▸ The problem
Every record below must come back exactly as given.

═══ Data extracts ═══

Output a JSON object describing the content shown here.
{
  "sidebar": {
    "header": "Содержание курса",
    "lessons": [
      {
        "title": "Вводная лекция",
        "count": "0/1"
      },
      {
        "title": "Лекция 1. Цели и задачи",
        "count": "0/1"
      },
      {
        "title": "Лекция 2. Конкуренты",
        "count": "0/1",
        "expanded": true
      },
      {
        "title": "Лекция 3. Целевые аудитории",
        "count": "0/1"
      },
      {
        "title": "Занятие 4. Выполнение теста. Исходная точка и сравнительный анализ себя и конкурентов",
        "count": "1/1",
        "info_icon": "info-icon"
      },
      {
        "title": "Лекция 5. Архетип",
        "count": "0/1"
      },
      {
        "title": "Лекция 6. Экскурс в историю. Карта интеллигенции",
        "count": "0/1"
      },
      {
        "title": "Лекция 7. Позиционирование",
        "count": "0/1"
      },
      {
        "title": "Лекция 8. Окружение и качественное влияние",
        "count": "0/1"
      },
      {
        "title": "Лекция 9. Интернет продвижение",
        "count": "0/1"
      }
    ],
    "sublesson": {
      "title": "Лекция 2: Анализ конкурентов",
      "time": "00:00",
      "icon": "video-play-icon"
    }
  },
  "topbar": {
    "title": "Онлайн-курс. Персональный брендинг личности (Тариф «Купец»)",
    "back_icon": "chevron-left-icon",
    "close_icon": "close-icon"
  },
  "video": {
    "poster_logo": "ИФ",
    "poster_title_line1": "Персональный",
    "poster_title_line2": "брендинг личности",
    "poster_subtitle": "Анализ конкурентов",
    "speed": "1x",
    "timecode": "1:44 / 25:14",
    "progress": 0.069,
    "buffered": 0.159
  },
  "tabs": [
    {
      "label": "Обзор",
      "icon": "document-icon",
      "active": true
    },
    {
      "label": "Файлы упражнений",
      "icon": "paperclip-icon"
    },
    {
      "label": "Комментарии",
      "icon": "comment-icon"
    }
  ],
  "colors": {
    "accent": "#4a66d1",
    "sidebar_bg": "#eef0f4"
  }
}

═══

▸ The answer
Output a JSON object describing the content shown here.
{
  "sidebar": {
    "header": "Содержание курса",
    "lessons": [
      {
        "title": "Вводная лекция",
        "count": "0/1"
      },
      {
        "title": "Лекция 1. Цели и задачи",
        "count": "0/1"
      },
      {
        "title": "Лекция 2. Конкуренты",
        "count": "0/1",
        "expanded": true
      },
      {
        "title": "Лекция 3. Целевые аудитории",
        "count": "0/1"
      },
      {
        "title": "Занятие 4. Выполнение теста. Исходная точка и сравнительный анализ себя и конкурентов",
        "count": "1/1",
        "info_icon": "info-icon"
      },
      {
        "title": "Лекция 5. Архетип",
        "count": "0/1"
      },
      {
        "title": "Лекция 6. Экскурс в историю. Карта интеллигенции",
        "count": "0/1"
      },
      {
        "title": "Лекция 7. Позиционирование",
        "count": "0/1"
      },
      {
        "title": "Лекция 8. Окружение и качественное влияние",
        "count": "0/1"
      },
      {
        "title": "Лекция 9. Интернет продвижение",
        "count": "0/1"
      }
    ],
    "sublesson": {
      "title": "Лекция 2: Анализ конкурентов",
      "time": "00:00",
      "icon": "video-play-icon"
    }
  },
  "topbar": {
    "title": "Онлайн-курс. Персональный брендинг личности (Тариф «Купец»)",
    "back_icon": "chevron-left-icon",
    "close_icon": "close-icon"
  },
  "video": {
    "poster_logo": "ИФ",
    "poster_title_line1": "Персональный",
    "poster_title_line2": "брендинг личности",
    "poster_subtitle": "Анализ конкурентов",
    "speed": "1x",
    "timecode": "1:44 / 25:14",
    "progress": 0.069,
    "buffered": 0.159
  },
  "tabs": [
    {
      "label": "Обзор",
      "icon": "document-icon",
      "active": true
    },
    {
      "label": "Файлы упражнений",
      "icon": "paperclip-icon"
    },
    {
      "label": "Комментарии",
      "icon": "comment-icon"
    }
  ],
  "colors": {
    "accent": "#4a66d1",
    "sidebar_bg": "#eef0f4"
  }
}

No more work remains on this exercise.